A series of emergency motions filed in the U.S. Court of Appeals in Washington on Thursday seek to postpone the presidential inauguration by arguing that the Electoral College is unconstitutional under the post-Civil War amendments that ended slavery and gave blacks and women the right to vote.
The lawsuit contends the Electoral College is unconstitutional—and Trump's presidency illegitimate—because it was part of a system that was created to protect slavery and give slave-owning states more representatives in Congress and in choosing the president (as each state has as many electors as members of Congress). The suit argues this slave-era holdover is unconstitutionally harming the voting rights of people who do not live in the rural states overrepresented in the Electoral College, as evidenced by the fact that, for the second time in 16 years, the national popular vote winner has not been elected president.
The suit was filed by Bret Sablosky, a paralegal who moved from Chicago to Washington to satisfy federal court filing requirements. He is hoping lower-ranking judges on the court, mostly appointed by President Obama, will be receptive to the historic nature of the case and will order the inauguration postponed while the suit is heard.
“It’s worth postponing the inauguration for four months because this is one of the most important trials that will take place in the United States—whether the popular vote is the only constitutional method to elect the president,” he said. “I’ve spent months putting this case together. I have been trying to get rid of the Electoral College for 12 years.”
The suit also argues the 19th Amendment, giving women the vote, is undermined by the Electoral College because women voters in California, for example, have less representation in the Electoral College than women voters in Wyoming, due to allocations that give small states more electors per capita than large states. It also argues that Donald Trump’s pledge to appoint fundamentalist justices to the Supreme Court violates the First Amendment right of freedom from others’ religion.
“It certainly is a Hail Mary,” said Michael Gross, a Denver lawyer who helped Sablosky with his lawsuit and federal complaint. “I know there’s been a lot of effort to alter the events that will happen next Friday, which the whole world is horrified about.”
“But there are real issues with the Electoral College and the legitimacy of the incoming president,” Gross added. “Up to this point, the courts don’t want to get involved. But we need to examine these issues, the Electoral College and the basic foundation of our democracy… This applies to the Senate and the House as well; they are trying to ram through things that are against the will of the people."
Sablosky said he first turned to this issue after the 2000 presidential election, when the Supreme Court awarded the presidency to George W. Bush over Al Gore, who had won the popular vote. “I didn’t know what to do about it,” he said. “The solution is getting rid of the Electoral College. The problem was figuring out how to do it."

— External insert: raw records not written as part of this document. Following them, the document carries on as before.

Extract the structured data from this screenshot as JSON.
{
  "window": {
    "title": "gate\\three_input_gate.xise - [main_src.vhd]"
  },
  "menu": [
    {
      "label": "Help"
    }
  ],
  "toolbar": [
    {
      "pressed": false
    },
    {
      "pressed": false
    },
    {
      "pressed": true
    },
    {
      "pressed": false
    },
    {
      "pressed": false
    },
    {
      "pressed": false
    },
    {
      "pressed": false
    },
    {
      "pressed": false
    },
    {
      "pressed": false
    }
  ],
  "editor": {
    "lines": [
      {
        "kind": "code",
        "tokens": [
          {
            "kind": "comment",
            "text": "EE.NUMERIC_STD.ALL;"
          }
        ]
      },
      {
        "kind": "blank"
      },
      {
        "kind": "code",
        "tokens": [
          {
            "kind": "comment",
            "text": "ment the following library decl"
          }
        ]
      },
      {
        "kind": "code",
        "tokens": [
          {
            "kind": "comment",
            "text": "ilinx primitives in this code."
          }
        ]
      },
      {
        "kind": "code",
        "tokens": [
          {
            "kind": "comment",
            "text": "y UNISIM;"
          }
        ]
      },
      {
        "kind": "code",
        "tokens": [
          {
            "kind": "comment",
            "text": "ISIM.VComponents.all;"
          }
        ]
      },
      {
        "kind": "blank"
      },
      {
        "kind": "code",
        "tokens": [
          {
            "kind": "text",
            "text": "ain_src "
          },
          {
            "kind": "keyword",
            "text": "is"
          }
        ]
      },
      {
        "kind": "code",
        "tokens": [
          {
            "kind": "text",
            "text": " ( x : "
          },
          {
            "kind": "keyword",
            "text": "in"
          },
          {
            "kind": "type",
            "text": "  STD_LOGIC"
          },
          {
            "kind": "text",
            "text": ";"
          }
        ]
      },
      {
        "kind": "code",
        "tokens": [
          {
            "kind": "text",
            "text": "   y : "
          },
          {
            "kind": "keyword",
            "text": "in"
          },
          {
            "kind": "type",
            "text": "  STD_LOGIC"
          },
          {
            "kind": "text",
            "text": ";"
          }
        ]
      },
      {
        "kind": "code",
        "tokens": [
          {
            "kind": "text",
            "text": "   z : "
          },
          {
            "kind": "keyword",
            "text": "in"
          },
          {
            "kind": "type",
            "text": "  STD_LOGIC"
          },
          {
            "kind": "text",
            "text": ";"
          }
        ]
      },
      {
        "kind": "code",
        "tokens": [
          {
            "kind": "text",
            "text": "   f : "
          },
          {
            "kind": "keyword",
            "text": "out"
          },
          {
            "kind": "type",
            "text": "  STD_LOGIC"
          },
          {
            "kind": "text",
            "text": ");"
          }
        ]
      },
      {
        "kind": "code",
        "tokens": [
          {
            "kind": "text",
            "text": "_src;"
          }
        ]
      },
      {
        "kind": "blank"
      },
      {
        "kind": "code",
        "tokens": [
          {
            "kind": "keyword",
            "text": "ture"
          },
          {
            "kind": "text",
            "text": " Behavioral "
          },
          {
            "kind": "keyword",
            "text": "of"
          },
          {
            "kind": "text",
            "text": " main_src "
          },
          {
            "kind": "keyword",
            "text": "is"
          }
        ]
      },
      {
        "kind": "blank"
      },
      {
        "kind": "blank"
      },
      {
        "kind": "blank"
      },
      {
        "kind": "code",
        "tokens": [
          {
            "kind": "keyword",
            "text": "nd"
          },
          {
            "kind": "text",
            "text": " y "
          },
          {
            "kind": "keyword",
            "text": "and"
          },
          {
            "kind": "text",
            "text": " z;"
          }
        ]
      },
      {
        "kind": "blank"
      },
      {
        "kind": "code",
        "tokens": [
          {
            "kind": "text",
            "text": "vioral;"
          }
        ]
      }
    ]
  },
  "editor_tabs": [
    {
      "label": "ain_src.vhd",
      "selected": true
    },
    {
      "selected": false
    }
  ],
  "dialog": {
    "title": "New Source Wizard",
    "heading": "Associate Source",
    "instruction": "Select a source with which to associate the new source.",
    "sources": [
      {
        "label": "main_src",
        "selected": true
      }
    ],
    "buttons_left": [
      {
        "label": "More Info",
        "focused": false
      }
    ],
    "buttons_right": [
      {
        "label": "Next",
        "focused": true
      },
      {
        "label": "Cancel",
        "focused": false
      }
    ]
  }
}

Efforts like a National Popular Vote compact, in which state legislatures agree to award their Electoral College delegates to the popular vote winner, have languished, he said. When Hillary Clinton won by nearly three million votes but lost the presidency, he said the time had come to cite the post-slavery era constitutional amendments in a lawsuit seeking to throw out the Electoral College.
Procedurally, Sablosky is appealing a District Court decision that rejected a suit he filed after Election Day. In that case, a judge appointed by George W. Bush did not comment on the constitutional issues. Sablosky’s brief notes that before 1960, presidents were inaugurated in March while Congress continued its business. There’s no reason why a federal court cannot delay that process again, he said.

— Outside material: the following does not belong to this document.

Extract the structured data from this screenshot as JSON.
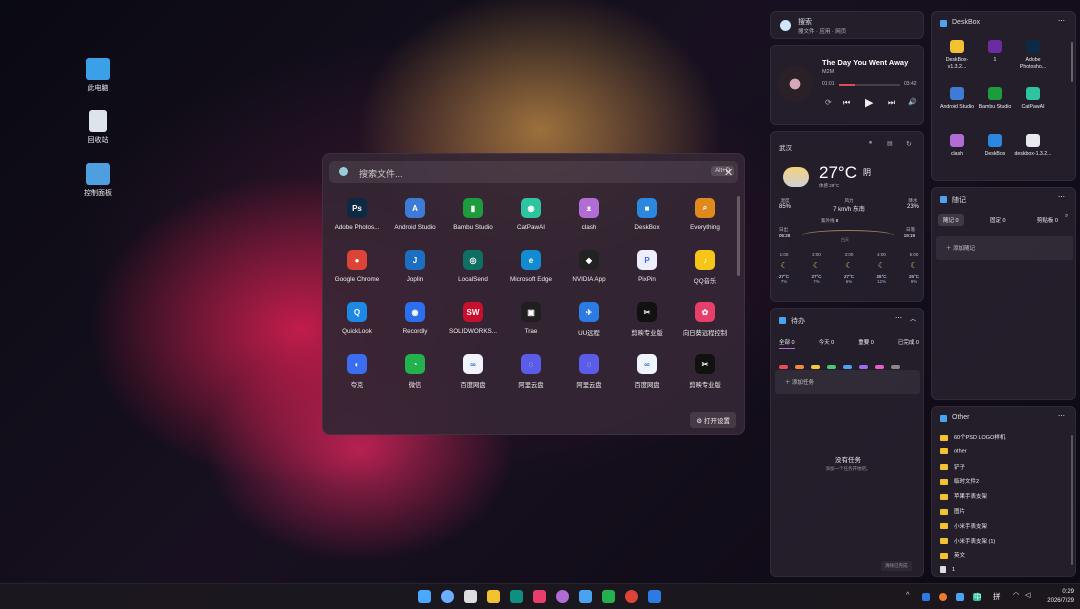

But the bottom line, as Sablosky's brief explains, is that Donald Trump must not be sworn in as president.
"Should the United States Supreme Court and/or the United States Circuit Court of Appeals for the District of Columbia Circuit and/or this U.S. District Court decide in favor of plaintiff’s claims, that the national popular vote total plurality is the only constitutional way to choose the president and vice president of the United States, then no one will have been sworn in as president in violation of that ruling, and Donald Trump will not have been sworn in as president and Mike Pence will not have been sworn in as vice president," the lawsuit says. "Then Hillary Rodham Clinton can then be sworn in as president of the United states and Tim Kaine can then be sworn in as vice president of the United States, in accordance with the court’s decision, that the national popular vote total plurality is the only constitutional method to choose the president and vice president."

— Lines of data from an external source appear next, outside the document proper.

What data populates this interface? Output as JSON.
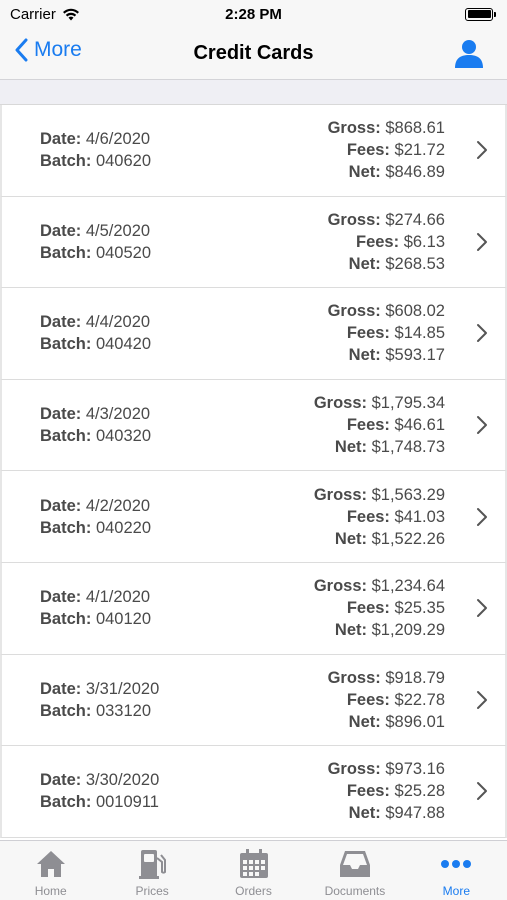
{
  "status_bar": {
    "carrier": "Carrier",
    "time": "2:28 PM"
  },
  "nav": {
    "back_label": "More",
    "title": "Credit Cards"
  },
  "labels": {
    "date": "Date:",
    "batch": "Batch:",
    "gross": "Gross:",
    "fees": "Fees:",
    "net": "Net:"
  },
  "rows": [
    {
      "date": "4/6/2020",
      "batch": "040620",
      "gross": "$868.61",
      "fees": "$21.72",
      "net": "$846.89"
    },
    {
      "date": "4/5/2020",
      "batch": "040520",
      "gross": "$274.66",
      "fees": "$6.13",
      "net": "$268.53"
    },
    {
      "date": "4/4/2020",
      "batch": "040420",
      "gross": "$608.02",
      "fees": "$14.85",
      "net": "$593.17"
    },
    {
      "date": "4/3/2020",
      "batch": "040320",
      "gross": "$1,795.34",
      "fees": "$46.61",
      "net": "$1,748.73"
    },
    {
      "date": "4/2/2020",
      "batch": "040220",
      "gross": "$1,563.29",
      "fees": "$41.03",
      "net": "$1,522.26"
    },
    {
      "date": "4/1/2020",
      "batch": "040120",
      "gross": "$1,234.64",
      "fees": "$25.35",
      "net": "$1,209.29"
    },
    {
      "date": "3/31/2020",
      "batch": "033120",
      "gross": "$918.79",
      "fees": "$22.78",
      "net": "$896.01"
    },
    {
      "date": "3/30/2020",
      "batch": "0010911",
      "gross": "$973.16",
      "fees": "$25.28",
      "net": "$947.88"
    }
  ],
  "tabs": [
    {
      "label": "Home",
      "icon": "home-icon",
      "active": false
    },
    {
      "label": "Prices",
      "icon": "gas-pump-icon",
      "active": false
    },
    {
      "label": "Orders",
      "icon": "calendar-icon",
      "active": false
    },
    {
      "label": "Documents",
      "icon": "inbox-tray-icon",
      "active": false
    },
    {
      "label": "More",
      "icon": "more-dots-icon",
      "active": true
    }
  ],
  "colors": {
    "accent": "#1a7cf0",
    "inactive_tab": "#8e8e93",
    "text": "#4a4a4a"
  }
}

Sablosky expects to hear by Tuesday whether the Appeals Court will postpone the inauguration and hear his lawsuit.
"I created a course of action out of the slavery amendment," he said. "There's a clear track and all we needed was a green light."